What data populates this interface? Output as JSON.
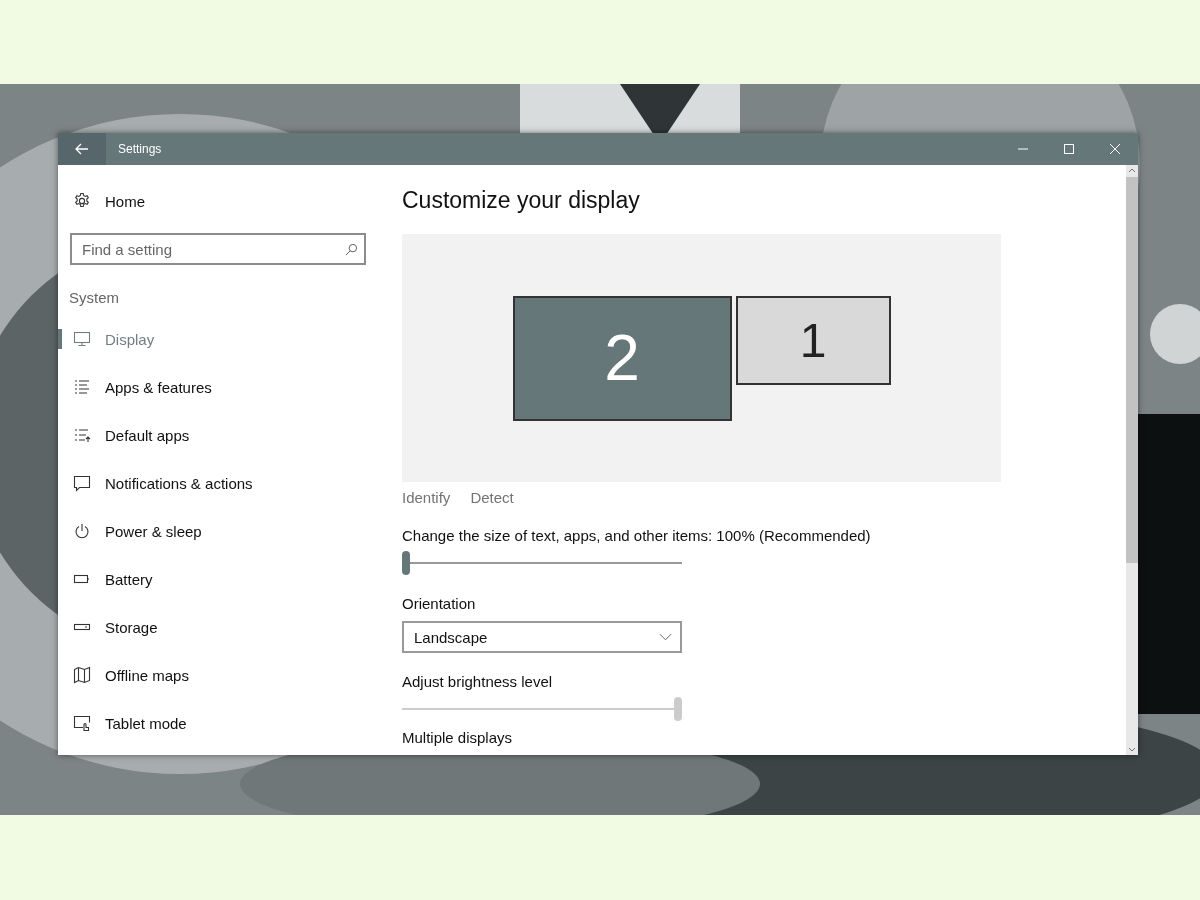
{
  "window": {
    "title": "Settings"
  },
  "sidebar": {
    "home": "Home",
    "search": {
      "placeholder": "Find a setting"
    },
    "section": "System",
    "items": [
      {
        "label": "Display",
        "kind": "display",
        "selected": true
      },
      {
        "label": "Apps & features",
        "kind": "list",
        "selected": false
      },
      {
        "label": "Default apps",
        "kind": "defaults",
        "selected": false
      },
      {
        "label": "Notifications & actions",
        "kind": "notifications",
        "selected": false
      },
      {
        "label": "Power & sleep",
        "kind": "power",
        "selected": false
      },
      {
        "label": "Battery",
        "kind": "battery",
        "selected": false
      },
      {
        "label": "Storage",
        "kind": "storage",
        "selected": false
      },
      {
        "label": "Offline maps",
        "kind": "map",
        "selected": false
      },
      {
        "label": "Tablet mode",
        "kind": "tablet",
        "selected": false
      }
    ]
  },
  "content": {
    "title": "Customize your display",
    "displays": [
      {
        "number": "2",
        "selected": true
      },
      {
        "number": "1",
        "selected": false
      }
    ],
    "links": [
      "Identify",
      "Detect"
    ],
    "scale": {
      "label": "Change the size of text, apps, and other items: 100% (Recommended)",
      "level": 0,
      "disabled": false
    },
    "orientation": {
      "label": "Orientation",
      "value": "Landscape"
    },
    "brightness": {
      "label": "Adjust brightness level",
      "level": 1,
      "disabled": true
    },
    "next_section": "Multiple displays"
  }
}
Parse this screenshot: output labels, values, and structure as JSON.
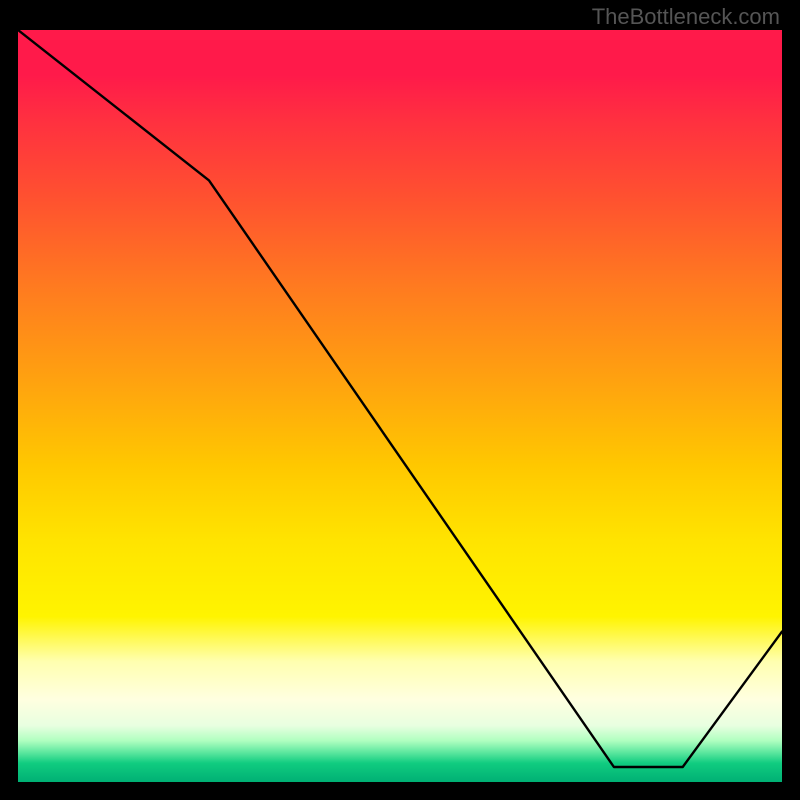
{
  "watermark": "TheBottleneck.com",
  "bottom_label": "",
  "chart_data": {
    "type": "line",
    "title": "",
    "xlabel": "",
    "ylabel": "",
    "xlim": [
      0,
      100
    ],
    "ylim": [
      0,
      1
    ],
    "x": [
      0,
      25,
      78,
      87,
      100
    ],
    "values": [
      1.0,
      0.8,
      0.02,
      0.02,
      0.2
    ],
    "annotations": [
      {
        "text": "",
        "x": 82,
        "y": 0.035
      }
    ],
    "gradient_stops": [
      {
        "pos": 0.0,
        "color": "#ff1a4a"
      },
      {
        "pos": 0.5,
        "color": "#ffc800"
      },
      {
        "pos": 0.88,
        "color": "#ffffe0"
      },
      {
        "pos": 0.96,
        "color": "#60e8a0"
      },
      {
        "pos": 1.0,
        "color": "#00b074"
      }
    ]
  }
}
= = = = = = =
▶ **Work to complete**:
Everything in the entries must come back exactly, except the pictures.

▶ **Answer to the exercise**:
What data populates this interface? Output as JSON.
{
  "window": {
    "title": "Settings"
  },
  "sidebar": {
    "home": "Home",
    "search": {
      "placeholder": "Find a setting"
    },
    "section": "System",
    "items": [
      {
        "label": "Display",
        "kind": "display",
        "selected": true
      },
      {
        "label": "Apps & features",
        "kind": "list",
        "selected": false
      },
      {
        "label": "Default apps",
        "kind": "defaults",
        "selected": false
      },
      {
        "label": "Notifications & actions",
        "kind": "notifications",
        "selected": false
      },
      {
        "label": "Power & sleep",
        "kind": "power",
        "selected": false
      },
      {
        "label": "Battery",
        "kind": "battery",
        "selected": false
      },
      {
        "label": "Storage",
        "kind": "storage",
        "selected": false
      },
      {
        "label": "Offline maps",
        "kind": "map",
        "selected": false
      },
      {
        "label": "Tablet mode",
        "kind": "tablet",
        "selected": false
      }
    ]
  },
  "content": {
    "title": "Customize your display",
    "displays": [
      {
        "number": "2",
        "selected": true
      },
      {
        "number": "1",
        "selected": false
      }
    ],
    "links": [
      "Identify",
      "Detect"
    ],
    "scale": {
      "label": "Change the size of text, apps, and other items: 100% (Recommended)",
      "level": 0,
      "disabled": false
    },
    "orientation": {
      "label": "Orientation",
      "value": "Landscape"
    },
    "brightness": {
      "label": "Adjust brightness level",
      "level": 1,
      "disabled": true
    },
    "next_section": "Multiple displays"
  }
}
Parse this screenshot: output labels, values, and structure as JSON.
{
  "watermark": "TheBottleneck.com",
  "bottom_label": "",
  "chart_data": {
    "type": "line",
    "title": "",
    "xlabel": "",
    "ylabel": "",
    "xlim": [
      0,
      100
    ],
    "ylim": [
      0,
      1
    ],
    "x": [
      0,
      25,
      78,
      87,
      100
    ],
    "values": [
      1.0,
      0.8,
      0.02,
      0.02,
      0.2
    ],
    "annotations": [
      {
        "text": "",
        "x": 82,
        "y": 0.035
      }
    ],
    "gradient_stops": [
      {
        "pos": 0.0,
        "color": "#ff1a4a"
      },
      {
        "pos": 0.5,
        "color": "#ffc800"
      },
      {
        "pos": 0.88,
        "color": "#ffffe0"
      },
      {
        "pos": 0.96,
        "color": "#60e8a0"
      },
      {
        "pos": 1.0,
        "color": "#00b074"
      }
    ]
  }
}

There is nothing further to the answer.